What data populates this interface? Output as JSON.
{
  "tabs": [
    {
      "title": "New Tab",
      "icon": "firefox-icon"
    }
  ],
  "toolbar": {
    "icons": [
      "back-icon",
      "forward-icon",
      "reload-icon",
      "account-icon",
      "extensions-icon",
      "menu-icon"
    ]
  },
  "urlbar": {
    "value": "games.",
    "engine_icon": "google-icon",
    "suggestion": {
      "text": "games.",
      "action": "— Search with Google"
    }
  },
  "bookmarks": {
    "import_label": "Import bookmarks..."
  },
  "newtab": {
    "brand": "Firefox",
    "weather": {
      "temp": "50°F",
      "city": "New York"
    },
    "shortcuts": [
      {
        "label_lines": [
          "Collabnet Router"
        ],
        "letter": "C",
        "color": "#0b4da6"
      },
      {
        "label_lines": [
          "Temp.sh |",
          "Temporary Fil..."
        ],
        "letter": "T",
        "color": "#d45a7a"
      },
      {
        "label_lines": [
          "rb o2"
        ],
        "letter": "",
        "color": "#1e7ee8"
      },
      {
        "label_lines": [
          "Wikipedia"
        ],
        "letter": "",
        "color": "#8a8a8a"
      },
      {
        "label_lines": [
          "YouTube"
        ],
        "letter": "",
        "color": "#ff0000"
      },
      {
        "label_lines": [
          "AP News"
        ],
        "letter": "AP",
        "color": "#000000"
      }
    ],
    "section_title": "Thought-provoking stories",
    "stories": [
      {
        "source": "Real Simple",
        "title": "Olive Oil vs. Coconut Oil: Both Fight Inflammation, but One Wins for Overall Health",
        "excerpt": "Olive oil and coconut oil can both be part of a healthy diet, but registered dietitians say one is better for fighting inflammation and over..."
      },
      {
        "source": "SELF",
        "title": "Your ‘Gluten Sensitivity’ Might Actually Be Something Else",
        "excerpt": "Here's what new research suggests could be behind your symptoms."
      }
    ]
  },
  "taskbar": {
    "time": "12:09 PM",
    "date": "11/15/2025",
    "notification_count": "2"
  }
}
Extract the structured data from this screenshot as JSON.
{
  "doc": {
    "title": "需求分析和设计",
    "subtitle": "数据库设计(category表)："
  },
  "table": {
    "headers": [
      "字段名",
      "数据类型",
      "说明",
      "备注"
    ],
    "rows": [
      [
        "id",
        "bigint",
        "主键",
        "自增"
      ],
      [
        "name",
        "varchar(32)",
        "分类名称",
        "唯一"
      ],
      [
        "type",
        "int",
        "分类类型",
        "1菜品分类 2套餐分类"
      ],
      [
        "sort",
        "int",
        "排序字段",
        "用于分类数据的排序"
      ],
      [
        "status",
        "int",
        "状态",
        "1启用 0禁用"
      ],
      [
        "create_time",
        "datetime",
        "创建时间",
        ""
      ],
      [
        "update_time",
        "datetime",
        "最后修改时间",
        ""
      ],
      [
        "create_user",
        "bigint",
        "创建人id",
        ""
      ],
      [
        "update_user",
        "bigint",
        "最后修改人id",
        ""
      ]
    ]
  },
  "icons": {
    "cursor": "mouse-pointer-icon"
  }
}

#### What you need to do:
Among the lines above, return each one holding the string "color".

#### Response:
        "color": "#0b4da6"
        "color": "#d45a7a"
        "color": "#1e7ee8"
        "color": "#8a8a8a"
        "color": "#ff0000"
        "color": "#000000"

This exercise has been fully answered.